// cuối cùng thì mã JWT theo đúng cấu trúc header.payload.signature sẽ trông như sau:
const JWT = headerEncode + "." + payloadEncode + "." + signature;
// Kết quả:
In addition, you can also quickly create a JWT code with the online tool here: – https://jwt.io/
2. How does JWT protect our data?
The answer is: JWT does not protect your data.
– The important purpose that you need to know is that JWT is not hidden, does not obscure, does not hide data at all, but it is used to prove that the data is generated by an authentic source.
– You can look back at the steps of handling Header, Payload, Signature above, the data is only Encoded and Hash (Signed), not Encrypted.
“Note: I have to keep the above words in English because Encoded and Encrypted translated into Vietnamese are both” Encryption “but their meanings are completely different.”
Also you can refer to the following 2 links to understand more about the difference between Encoded and Encrypted:
So then you will be wondering: “What if an attacker in the middle (Man-in-the-middle) captures a packet containing JWT code and then they decode and retrieve the user information?”
The answer is: “yes, it is possible, so always make sure that your application must have HTTPS encryption protocol.”
3. How does the server authenticate JWT code from client?
– In the above section, please look back for yourself that when creating JWT code, we have to use a secret string “Secret” in the step of creating a signature (signature). This “secret” string is unique to the application and must be carefully prioritized for secure storage on the server side.
– When receiving the token sent from the client, the server will take the Signature (signature) inside the token, and verify (check) whether the signature received is correct to be HASH (hashed) by same algorithm and string “Secret” as above or not.
– And finally, obviously, if the client’s signature matches the signature generated from the server, then that JWT is valid, otherwise not, and the Backend API programmer like us will Depending on the circumstances, the response to the client is reasonable.
4. Mechanism to log in with Session and Cookies (Session-Based Authentication)
– With this mechanism, after logging in, the server will create a session for the user and save it somewhere (be it file, memory, database, …). A session ID will then be stored in your browser’s cookies.
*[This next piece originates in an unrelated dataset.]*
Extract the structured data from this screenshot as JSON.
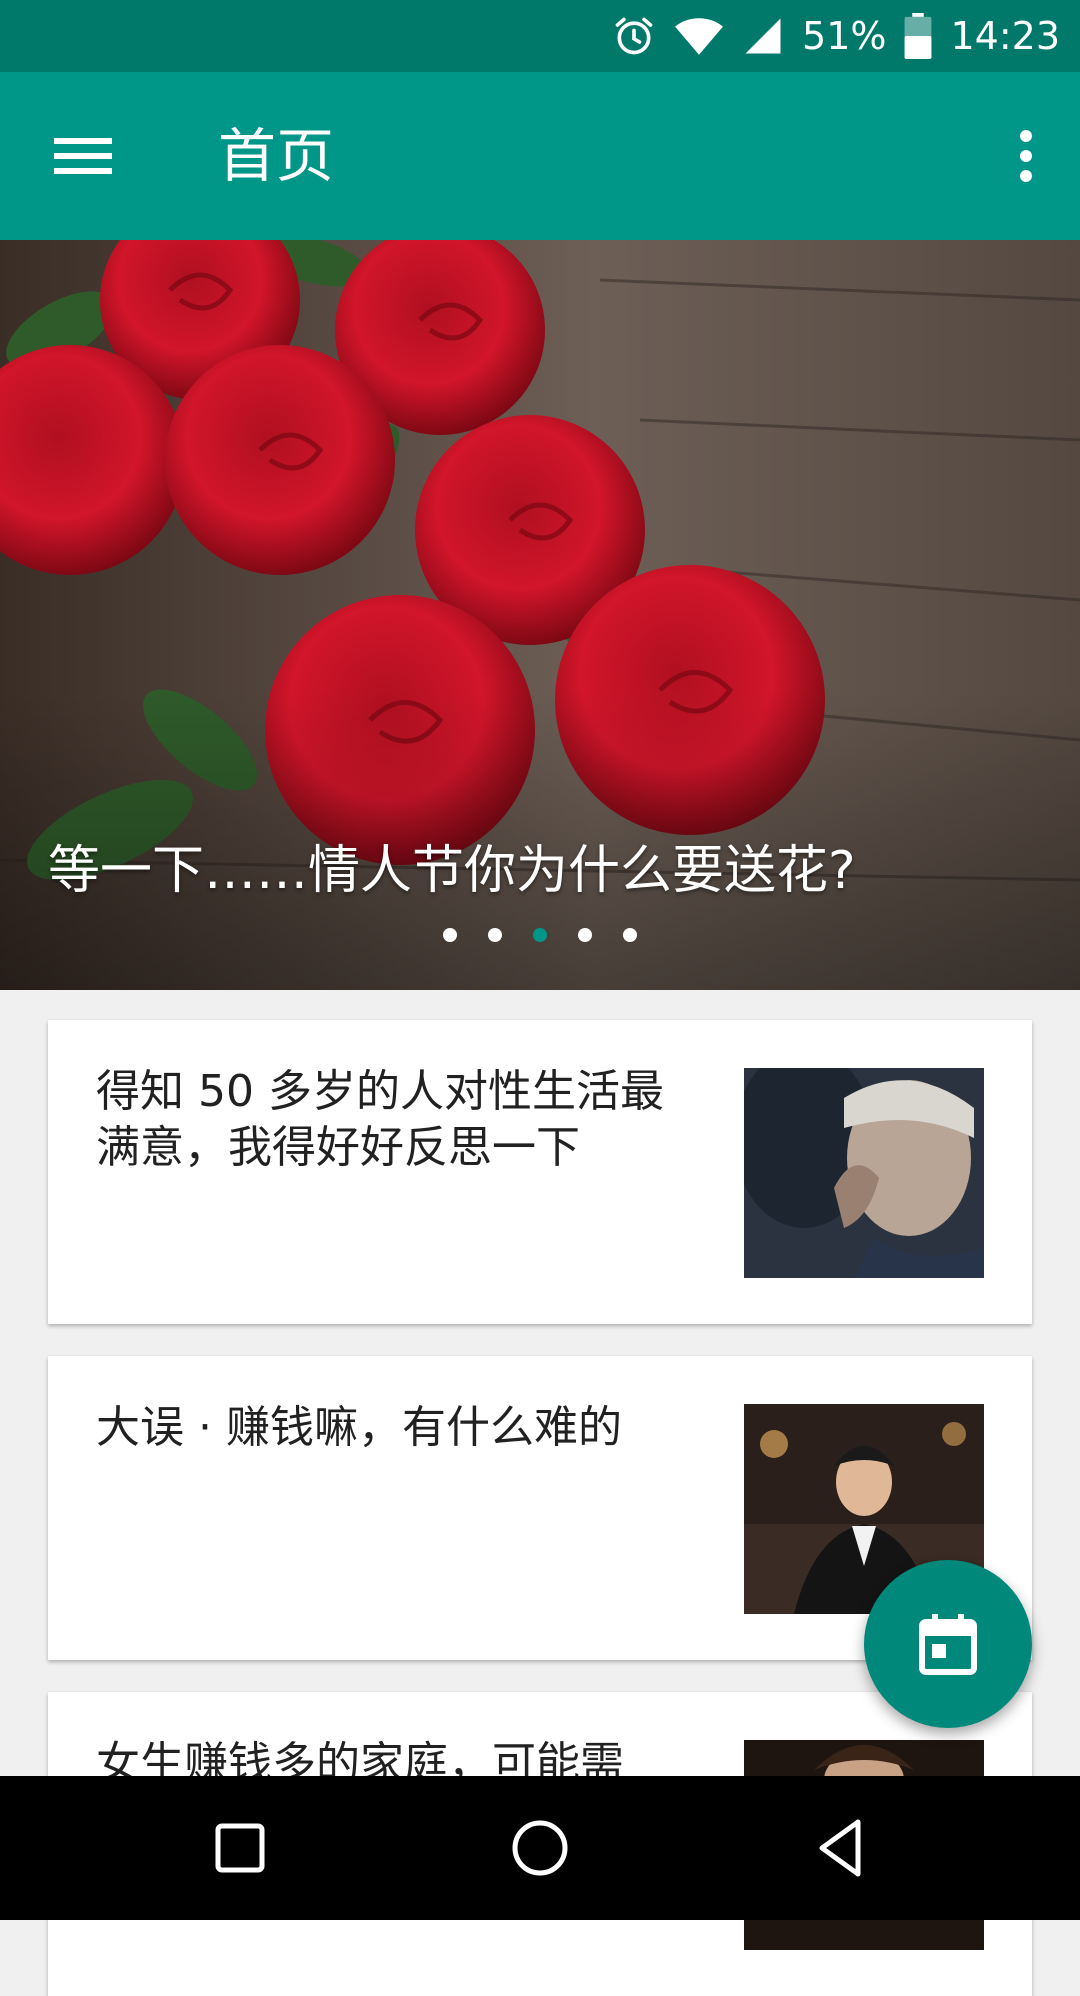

While the user accesses the website, that session ID will be retrieved by the browser and included in the request. This way, the server can refer to the session saved on the server to see if this user is logged in or not. After the user logs out, the session is deleted.
5. Authentication mechanism of logging in with Token – (Token-Based Authentication)
– When referring to the login authentication mechanism with Token (Token-Based Authentication), most people often refer to JWT. Previously, websites only used Session and Cookies mechanism, but now Token mechanism is extremely popular and gradually becomes a standard for login authentication.
– What is the mechanism of JWT? When the user logs in, the server generates an encrypted token and sends it back to the client. When the token is received, the client stores it in memory (usually local storage). Then, every time the client requests to the server, it will send a token. From this token the server will know who this user is.
“For storing JWT in the client, there will be some cases, if it is a web browser, JWT can be saved to Local Storage, IOS app will be Keychain and Android app will be saved to SharedPreferences.”
What should be used?
Authentication by JWT is a method that I think will become a standard in the future to gradually replace Session, Cookies when SPA is becoming a trend. Also it can scale better than Session Cookies because the token will be stored on the client side while the Session must be stored on the server and this can be a problem when a large number of users use the same system. at.
One downside to JWT, however, is that it is much larger than the session ID because JWT contains more user information. In addition, we need to be careful about adding user information to JWT because it can be decode.